• _PROBLEM STATEMENT_
Return every line of the data exactly as it stands.

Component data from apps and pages
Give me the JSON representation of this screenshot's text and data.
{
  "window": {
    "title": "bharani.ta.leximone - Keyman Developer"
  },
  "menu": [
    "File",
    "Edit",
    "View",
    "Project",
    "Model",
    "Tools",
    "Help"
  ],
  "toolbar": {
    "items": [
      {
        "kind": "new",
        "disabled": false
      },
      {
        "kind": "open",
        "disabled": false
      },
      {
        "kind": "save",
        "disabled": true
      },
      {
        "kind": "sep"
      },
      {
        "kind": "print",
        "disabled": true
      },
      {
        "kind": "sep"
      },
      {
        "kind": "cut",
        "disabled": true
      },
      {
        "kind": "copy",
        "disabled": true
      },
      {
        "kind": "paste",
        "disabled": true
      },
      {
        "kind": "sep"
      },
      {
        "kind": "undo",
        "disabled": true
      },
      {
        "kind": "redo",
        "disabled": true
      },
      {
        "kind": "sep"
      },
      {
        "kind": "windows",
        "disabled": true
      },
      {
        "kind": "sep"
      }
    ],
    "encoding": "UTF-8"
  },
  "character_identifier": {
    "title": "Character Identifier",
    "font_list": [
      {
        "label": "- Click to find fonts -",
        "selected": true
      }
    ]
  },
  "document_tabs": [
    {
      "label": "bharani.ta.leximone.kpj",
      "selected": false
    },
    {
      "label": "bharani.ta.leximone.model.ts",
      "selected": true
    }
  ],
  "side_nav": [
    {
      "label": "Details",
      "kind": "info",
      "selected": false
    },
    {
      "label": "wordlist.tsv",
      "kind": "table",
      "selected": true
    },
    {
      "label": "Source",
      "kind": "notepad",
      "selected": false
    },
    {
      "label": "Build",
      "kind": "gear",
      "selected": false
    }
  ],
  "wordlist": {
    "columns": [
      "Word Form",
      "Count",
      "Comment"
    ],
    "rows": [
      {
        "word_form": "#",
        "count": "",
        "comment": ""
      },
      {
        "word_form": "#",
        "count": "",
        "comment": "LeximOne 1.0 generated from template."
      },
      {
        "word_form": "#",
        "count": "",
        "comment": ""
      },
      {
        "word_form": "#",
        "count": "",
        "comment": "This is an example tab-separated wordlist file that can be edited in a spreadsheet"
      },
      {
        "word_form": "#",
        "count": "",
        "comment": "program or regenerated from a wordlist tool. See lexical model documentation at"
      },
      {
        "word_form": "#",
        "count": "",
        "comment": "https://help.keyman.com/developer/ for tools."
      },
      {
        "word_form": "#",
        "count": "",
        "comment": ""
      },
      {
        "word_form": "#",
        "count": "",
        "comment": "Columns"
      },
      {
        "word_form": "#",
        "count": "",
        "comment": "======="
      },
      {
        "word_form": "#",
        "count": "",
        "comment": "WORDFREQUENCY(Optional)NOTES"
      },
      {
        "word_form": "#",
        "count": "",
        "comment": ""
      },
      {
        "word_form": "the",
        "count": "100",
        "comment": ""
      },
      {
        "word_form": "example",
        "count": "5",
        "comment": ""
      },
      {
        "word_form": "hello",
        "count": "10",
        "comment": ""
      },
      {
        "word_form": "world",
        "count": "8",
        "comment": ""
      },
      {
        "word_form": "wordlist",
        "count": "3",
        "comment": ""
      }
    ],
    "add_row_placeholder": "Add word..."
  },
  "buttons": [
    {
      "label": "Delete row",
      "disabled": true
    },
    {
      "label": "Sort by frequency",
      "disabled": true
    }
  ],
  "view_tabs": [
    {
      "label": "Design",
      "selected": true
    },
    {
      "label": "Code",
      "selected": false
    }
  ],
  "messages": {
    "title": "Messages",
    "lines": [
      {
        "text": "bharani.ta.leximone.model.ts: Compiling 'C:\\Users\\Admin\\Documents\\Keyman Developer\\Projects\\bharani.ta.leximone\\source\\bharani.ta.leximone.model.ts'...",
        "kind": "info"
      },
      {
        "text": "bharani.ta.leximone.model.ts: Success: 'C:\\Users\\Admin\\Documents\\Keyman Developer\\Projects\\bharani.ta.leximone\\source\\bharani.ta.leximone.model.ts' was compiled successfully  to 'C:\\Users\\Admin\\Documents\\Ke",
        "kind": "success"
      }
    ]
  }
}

• _THE ANSWER_
Give me the JSON representation of this screenshot's text and data.
{
  "window": {
    "title": "bharani.ta.leximone - Keyman Developer"
  },
  "menu": [
    "File",
    "Edit",
    "View",
    "Project",
    "Model",
    "Tools",
    "Help"
  ],
  "toolbar": {
    "items": [
      {
        "kind": "new",
        "disabled": false
      },
      {
        "kind": "open",
        "disabled": false
      },
      {
        "kind": "save",
        "disabled": true
      },
      {
        "kind": "sep"
      },
      {
        "kind": "print",
        "disabled": true
      },
      {
        "kind": "sep"
      },
      {
        "kind": "cut",
        "disabled": true
      },
      {
        "kind": "copy",
        "disabled": true
      },
      {
        "kind": "paste",
        "disabled": true
      },
      {
        "kind": "sep"
      },
      {
        "kind": "undo",
        "disabled": true
      },
      {
        "kind": "redo",
        "disabled": true
      },
      {
        "kind": "sep"
      },
      {
        "kind": "windows",
        "disabled": true
      },
      {
        "kind": "sep"
      }
    ],
    "encoding": "UTF-8"
  },
  "character_identifier": {
    "title": "Character Identifier",
    "font_list": [
      {
        "label": "- Click to find fonts -",
        "selected": true
      }
    ]
  },
  "document_tabs": [
    {
      "label": "bharani.ta.leximone.kpj",
      "selected": false
    },
    {
      "label": "bharani.ta.leximone.model.ts",
      "selected": true
    }
  ],
  "side_nav": [
    {
      "label": "Details",
      "kind": "info",
      "selected": false
    },
    {
      "label": "wordlist.tsv",
      "kind": "table",
      "selected": true
    },
    {
      "label": "Source",
      "kind": "notepad",
      "selected": false
    },
    {
      "label": "Build",
      "kind": "gear",
      "selected": false
    }
  ],
  "wordlist": {
    "columns": [
      "Word Form",
      "Count",
      "Comment"
    ],
    "rows": [
      {
        "word_form": "#",
        "count": "",
        "comment": ""
      },
      {
        "word_form": "#",
        "count": "",
        "comment": "LeximOne 1.0 generated from template."
      },
      {
        "word_form": "#",
        "count": "",
        "comment": ""
      },
      {
        "word_form": "#",
        "count": "",
        "comment": "This is an example tab-separated wordlist file that can be edited in a spreadsheet"
      },
      {
        "word_form": "#",
        "count": "",
        "comment": "program or regenerated from a wordlist tool. See lexical model documentation at"
      },
      {
        "word_form": "#",
        "count": "",
        "comment": "https://help.keyman.com/developer/ for tools."
      },
      {
        "word_form": "#",
        "count": "",
        "comment": ""
      },
      {
        "word_form": "#",
        "count": "",
        "comment": "Columns"
      },
      {
        "word_form": "#",
        "count": "",
        "comment": "======="
      },
      {
        "word_form": "#",
        "count": "",
        "comment": "WORDFREQUENCY(Optional)NOTES"
      },
      {
        "word_form": "#",
        "count": "",
        "comment": ""
      },
      {
        "word_form": "the",
        "count": "100",
        "comment": ""
      },
      {
        "word_form": "example",
        "count": "5",
        "comment": ""
      },
      {
        "word_form": "hello",
        "count": "10",
        "comment": ""
      },
      {
        "word_form": "world",
        "count": "8",
        "comment": ""
      },
      {
        "word_form": "wordlist",
        "count": "3",
        "comment": ""
      }
    ],
    "add_row_placeholder": "Add word..."
  },
  "buttons": [
    {
      "label": "Delete row",
      "disabled": true
    },
    {
      "label": "Sort by frequency",
      "disabled": true
    }
  ],
  "view_tabs": [
    {
      "label": "Design",
      "selected": true
    },
    {
      "label": "Code",
      "selected": false
    }
  ],
  "messages": {
    "title": "Messages",
    "lines": [
      {
        "text": "bharani.ta.leximone.model.ts: Compiling 'C:\\Users\\Admin\\Documents\\Keyman Developer\\Projects\\bharani.ta.leximone\\source\\bharani.ta.leximone.model.ts'...",
        "kind": "info"
      },
      {
        "text": "bharani.ta.leximone.model.ts: Success: 'C:\\Users\\Admin\\Documents\\Keyman Developer\\Projects\\bharani.ta.leximone\\source\\bharani.ta.leximone.model.ts' was compiled successfully  to 'C:\\Users\\Admin\\Documents\\Ke",
        "kind": "success"
      }
    ]
  }
}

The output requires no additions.